Three young people from Dost share their experiences of adapting to a life without their families in the UK in a new documentary broadcast on Radio 4 at 11am on Friday 16th November 2012. It is a moving exploration of community and diversity in multicultural Britain. http://www.bbc.co.uk/programmes/b01ntlrz
Dembo from Guinea, West Africa, Hassan from Iraq, and Faryad from Afghanistan offer us a picture of life in Britain: “When I came I couldn’t speak English, I didn’t have a friend, didn’t know where to go, I had no future, but now, I feel this is like my place and this is my life now. I feel like this is my country. One day I’d love to bring my Mum to the UK and show her where I live, how I spend my life here, show her my best places I’ve been, and the places I love in London. I will take her to the river and sit with her.”
Dost interviewed Emma-Louise Williams about the process of making ‘A Place for Us’.
What inspired you to make a documentary on the experiences of separated children?
Some years ago, my husband, the broadcaster and poet, Michael Rosen hosted the launch of the New Londoners photography book. This was a book which came out of a project run by DOST. Separated young people worked with professional photographers to express their feelings about the home they had left and the London they were discovering.
I was uplifted and moved by the photographs taken by the young people. At the same time it appalled me that children and teenagers were arriving into London having travelled long distances, often in terrible circumstances, with no-one to look after them. I think I responded as a mother myself of young children, trying to imagine what kind of extreme situation would ever impel me to give up my children and send them on a dangerous journey to an unknown destination. Similarly, it was the kind of loss these young people had experienced that upset me, of parents, of close relations, of everything familiar to them.
As a radio producer, I felt I may be in a position to enable the voices of these young people to be heard and I set about trying to get a radio programme made. I came and met staff and young people at DOST as part of my initial research and was delighted when “A Place for Us” was commissioned by BBC Radio 4 as a 30 minute documentary. I am very pleased to have had the opportunity to work with Kim Normanton of independent radio production company, Loftus Audio, to make the programme.
When making the documentary did anything surprise you?
I loved the noise and exuberance that hits you when you walk through the door at Trinity Centre! And I especially loved the way the young people I met at Youth Club are drawn to Marian. She fills an important space in their lives.
It was also very impressive to see the patient, caring and painstaking work done by caseworkers Jessica Muir and Scott Krieger who I observed dealing with the emotional and practical problems arising out of the disrupted lives of these young people. What struck me was how essential this kind of work is and, without wanting to get too worthy, that it is one mark of a moral and civilised society, if you like, how new arrivals are treated.
What did you enjoy most about making the documentary?

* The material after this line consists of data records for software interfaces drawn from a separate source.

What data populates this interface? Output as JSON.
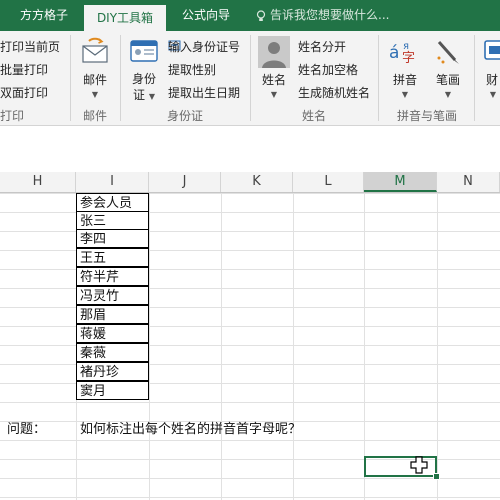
{
  "tabs": [
    {
      "label": "方方格子",
      "active": false
    },
    {
      "label": "DIY工具箱",
      "active": true
    },
    {
      "label": "公式向导",
      "active": false
    }
  ],
  "tell_me": "告诉我您想要做什么...",
  "ribbon": {
    "print_items": [
      "打印当前页",
      "批量打印",
      "双面打印"
    ],
    "print_group": "打印",
    "mail_button": "邮件",
    "mail_group": "邮件",
    "id_button_top": "身份",
    "id_button_bottom": "证",
    "id_items": [
      "输入身份证号",
      "提取性别",
      "提取出生日期"
    ],
    "id_group": "身份证",
    "name_button": "姓名",
    "name_items": [
      "姓名分开",
      "姓名加空格",
      "生成随机姓名"
    ],
    "name_group": "姓名",
    "pinyin_button": "拼音",
    "stroke_button": "笔画",
    "pinyin_group": "拼音与笔画",
    "cut_button": "财"
  },
  "columns": [
    "H",
    "I",
    "J",
    "K",
    "L",
    "M",
    "N"
  ],
  "selected_column": "M",
  "names": [
    "参会人员",
    "张三",
    "李四",
    "王五",
    "符半芹",
    "冯灵竹",
    "那眉",
    "蒋媛",
    "秦薇",
    "褚丹珍",
    "窦月"
  ],
  "question_label": "问题：",
  "question_text": "如何标注出每个姓名的拼音首字母呢？",
  "colors": {
    "accent": "#217346",
    "ribbon": "#f3f3f3",
    "border": "#000000"
  }
}
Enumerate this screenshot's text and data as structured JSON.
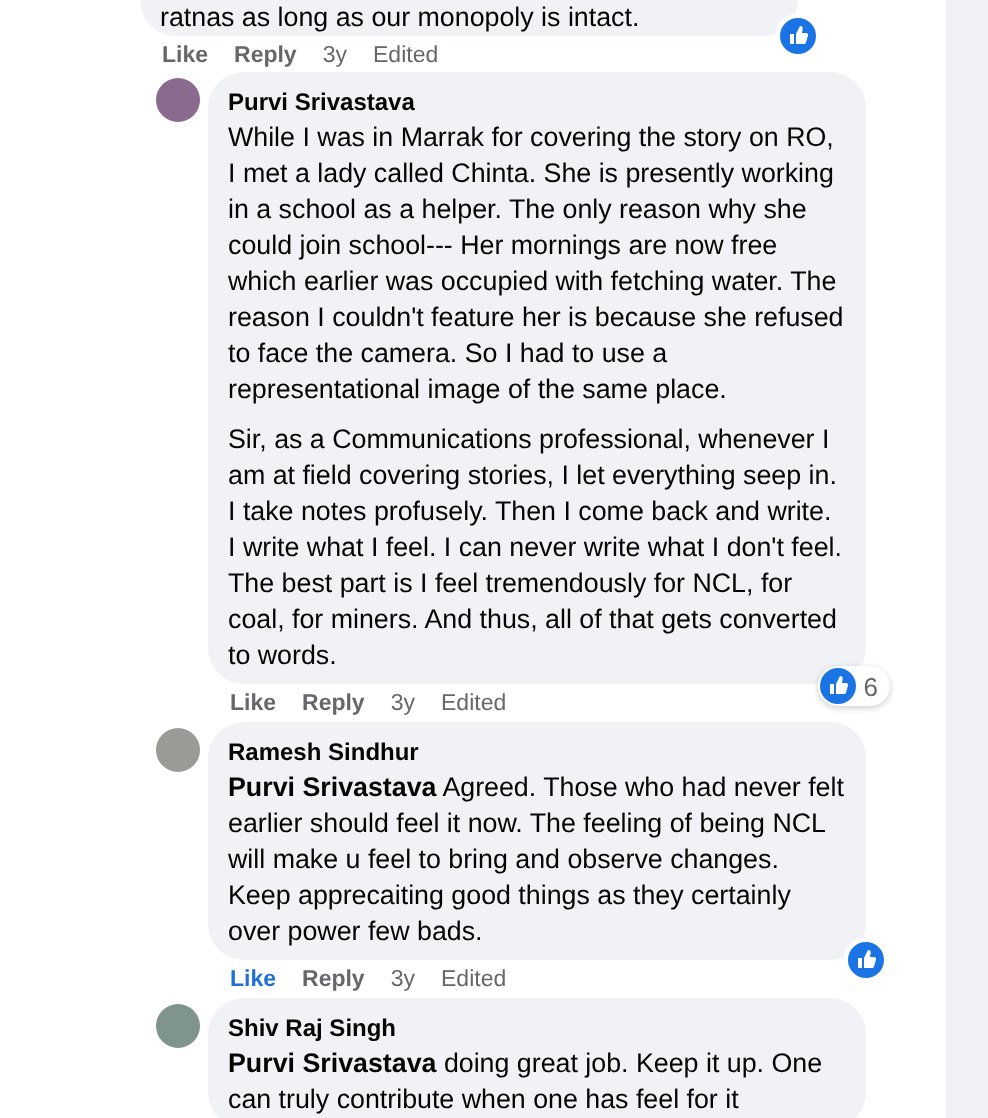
{
  "comments": [
    {
      "has_avatar": false,
      "text": "ratnas as long as our monopoly is intact.",
      "actions": {
        "like": "Like",
        "liked": false,
        "reply": "Reply",
        "age": "3y",
        "edited": "Edited"
      },
      "has_reactions": true,
      "children": [
        {
          "has_avatar": true,
          "author": "Purvi Srivastava",
          "paragraphs": [
            "While I was in Marrak for covering the story on RO, I met a lady called Chinta. She is presently working in a school as a helper. The only reason why she could join school--- Her mornings are now free which earlier was occupied with fetching water. The reason I couldn't feature her is because she refused to face the camera. So I had to use a representational image of the same place.",
            "Sir, as a Communications professional, whenever I am at field covering stories, I let everything seep in. I take notes profusely. Then I come back and write. I write what I feel. I can never write what I don't feel. The best part is I feel tremendously for NCL, for coal, for miners. And thus, all of that gets converted to words."
          ],
          "actions": {
            "like": "Like",
            "liked": false,
            "reply": "Reply",
            "age": "3y",
            "edited": "Edited"
          },
          "has_reactions": true,
          "reaction_count": "6"
        },
        {
          "has_avatar": true,
          "author": "Ramesh Sindhur",
          "paragraphs": [
            "**Purvi Srivastava** Agreed. Those who had never felt earlier should feel it now. The feeling of being NCL will make u feel to bring and observe changes. Keep apprecaiting good things as they certainly over power few bads."
          ],
          "actions": {
            "like": "Like",
            "liked": true,
            "reply": "Reply",
            "age": "3y",
            "edited": "Edited"
          },
          "has_reactions": true
        },
        {
          "has_avatar": true,
          "author": "Shiv Raj Singh",
          "paragraphs": [
            "**Purvi Srivastava** doing great job. Keep it up. One can truly contribute when one has feel for it"
          ],
          "has_reactions": false
        }
      ]
    }
  ]
}
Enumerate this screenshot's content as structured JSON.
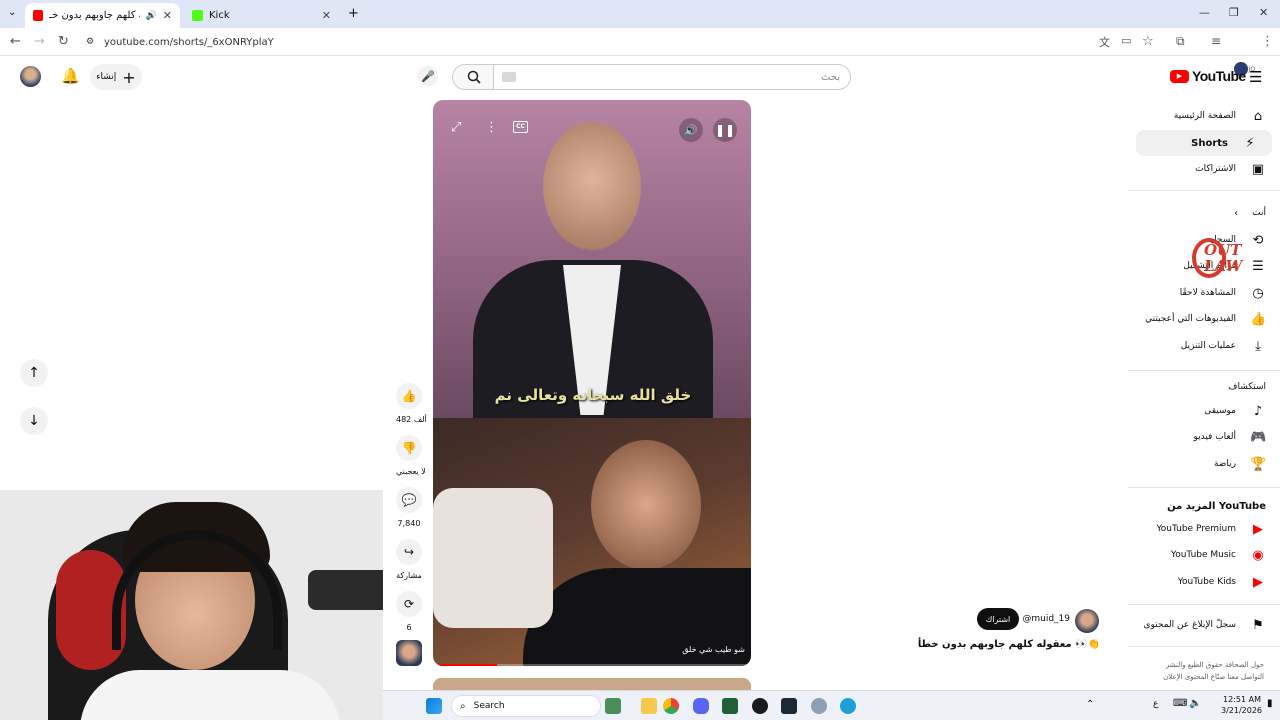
{
  "browser": {
    "tabs": [
      {
        "title": "معقوله كلهم جاوبهم بدون خـ",
        "active": true
      },
      {
        "title": "Kick",
        "active": false
      }
    ],
    "url": "youtube.com/shorts/_6xONRYplaY"
  },
  "header": {
    "create_label": "إنشاء",
    "search_placeholder": "بحث",
    "logo_text": "YouTube",
    "country_code": "JO"
  },
  "sidebar": {
    "main": [
      {
        "label": "الصفحة الرئيسية",
        "icon": "home-icon"
      },
      {
        "label": "Shorts",
        "icon": "shorts-icon",
        "active": true
      },
      {
        "label": "الاشتراكات",
        "icon": "subscriptions-icon"
      }
    ],
    "you_heading": "أنت",
    "you_items": [
      {
        "label": "السجل",
        "icon": "history-icon"
      },
      {
        "label": "قوائم التشغيل",
        "icon": "playlist-icon"
      },
      {
        "label": "المشاهدة لاحقًا",
        "icon": "watch-later-icon"
      },
      {
        "label": "الفيديوهات التي أعجبتني",
        "icon": "like-icon"
      },
      {
        "label": "عمليات التنزيل",
        "icon": "download-icon"
      }
    ],
    "explore_heading": "استكشاف",
    "explore_items": [
      {
        "label": "موسيقى",
        "icon": "music-icon"
      },
      {
        "label": "ألعاب فيديو",
        "icon": "gaming-icon"
      },
      {
        "label": "رياضة",
        "icon": "trophy-icon"
      }
    ],
    "more_heading": "المزيد من YouTube",
    "more_items": [
      {
        "label": "YouTube Premium"
      },
      {
        "label": "YouTube Music"
      },
      {
        "label": "YouTube Kids"
      }
    ],
    "report_label": "سجلّ الإبلاغ عن المحتوى",
    "footer_line1": "حول  الصحافة  حقوق الطبع والنشر",
    "footer_line2": "التواصل معنا  صنّاع المحتوى  الإعلان"
  },
  "short": {
    "caption_top": "خلق الله سبحانه وتعالى نم",
    "caption_bottom": "شو طيب شي خلق",
    "cc_label": "CC",
    "channel": "@muid_19",
    "subscribe_label": "اشتراك",
    "title": "معقوله كلهم جاوبهم بدون خطأ 👀👏",
    "likes": "482 ألف",
    "dislike_label": "لا يعجبني",
    "comments": "7,840",
    "share_label": "مشاركة",
    "remix_count": "6"
  },
  "overlay_logo": "OUT LAW",
  "taskbar": {
    "search_label": "Search",
    "time": "12:51 AM",
    "date": "3/21/2026",
    "lang": "ع"
  },
  "colors": {
    "youtube_red": "#ff0000",
    "tab_bg": "#dfe6f5"
  }
}
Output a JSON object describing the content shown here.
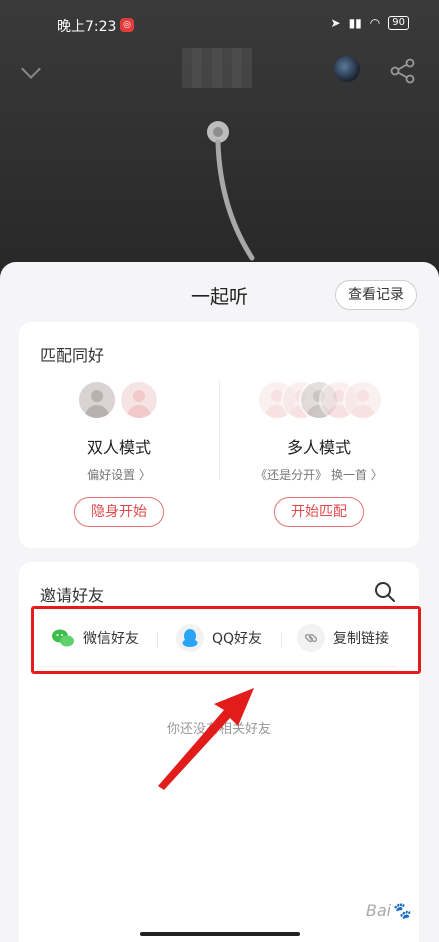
{
  "status_bar": {
    "time": "晚上7:23",
    "battery": "90"
  },
  "sheet": {
    "title": "一起听",
    "records_button": "查看记录"
  },
  "match": {
    "title": "匹配同好",
    "duo": {
      "name": "双人模式",
      "sub": "偏好设置 〉",
      "button": "隐身开始"
    },
    "multi": {
      "name": "多人模式",
      "sub": "《还是分开》 换一首 〉",
      "button": "开始匹配"
    }
  },
  "invite": {
    "title": "邀请好友",
    "options": [
      {
        "label": "微信好友",
        "icon": "wechat-icon"
      },
      {
        "label": "QQ好友",
        "icon": "qq-icon"
      },
      {
        "label": "复制链接",
        "icon": "link-icon"
      }
    ],
    "empty_text": "你还没有相关好友"
  },
  "colors": {
    "accent": "#e04a4a",
    "highlight": "#e21b1b"
  }
}
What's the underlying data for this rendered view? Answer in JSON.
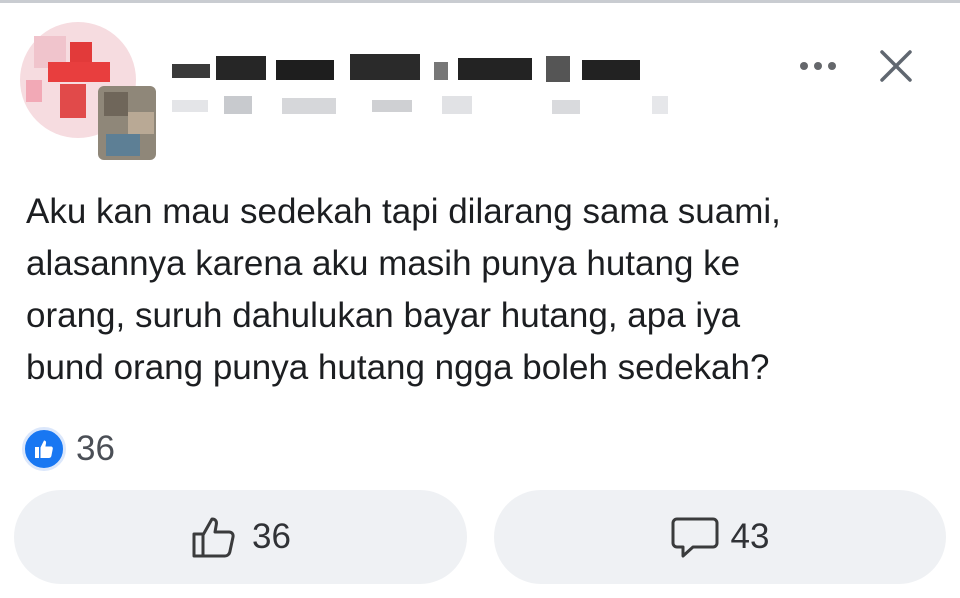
{
  "post": {
    "text_lines": [
      "Aku kan mau sedekah tapi dilarang sama suami,",
      "alasannya karena aku masih punya hutang ke",
      "orang, suruh dahulukan bayar hutang, apa iya",
      "bund orang punya hutang ngga boleh sedekah?"
    ]
  },
  "header": {
    "author_name_icon": "pixelated-name",
    "author_meta_icon": "pixelated-meta",
    "more_icon": "more-dots-icon",
    "close_icon": "close-icon"
  },
  "reactions": {
    "summary_icon": "like-reaction-icon",
    "summary_count": "36",
    "colors": {
      "like_blue": "#1877f2",
      "button_bg": "#eff1f4",
      "text": "#1c1e21"
    }
  },
  "actions": {
    "like": {
      "icon": "thumbs-up-outline-icon",
      "count": "36"
    },
    "comment": {
      "icon": "comment-bubble-icon",
      "count": "43"
    }
  }
}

I really enjoyed meeting and talking to Hassan, Dembo, Faryad and Siavash. It was incredibly generous of them to share their life stories with me and to let me record them for the programme. Speaking from a purely professional point of view, I am always interested in the meaning of words like “place” and “home”, how people live, work and survive in a city like London. Making this programme has widened my understanding of what some people here are going through. I find myself looking at young people on the tube or the bus and wondering what kinds of upset or trauma they might have experienced. Hopefully I’ve gained a new empathy.
What message do you hope people will take from the documentary? And what action, if any, would you hope came out of it at a policy/national level?
I should point out at this stage that this radio progamme “A Place for Us” is not a piece of investigative journalism or an exposé. It’s a montage of voices and urban sounds, letting the words and experiences of the young people unfold and affect the audience at a very human level. It follows from this that there is no direct political message as such, but I would hope that people listening will be moved by what the young people are saying and, in the back of my mind, I have a picture of people, who might be less than sympathetic to the plight of asylum seekers, finding themselves appreciating the difficulties faced by these young people.
I don’t think we ever know if this kind of programme has a direct impact on policy, but I get the impression that there is a polarisation going on in this area with hostile comments coming from some quarters and much more understanding and sympathy coming from others. This programme is, I hope, a contribution to the latter point of view. In our everyday lives this debate crops up in casual conversation or at times of elections and I hope that people who listen to “A Place for Us” will bring to those discussions and arguments something of what they’ve heard in the programme. The point of view which villifies asylum seekers relies on dehumanising them, preventing us from seeing them as human beings like us. “A Place for Us” is a conscious effort to do the opposite and show these young people as teenagers, children really, who have had bad experiences, through no fault of their own, but who are determined to go to college, work hard and make a life for themselves here.
Please make sure you listen to BBC Radio 4 ‘A Place for Us’:
Music by Mansour Izadpanah.
Produced by Emma-Louise Williams and Kim Normanton.
A Loftus production for BBC Radio 4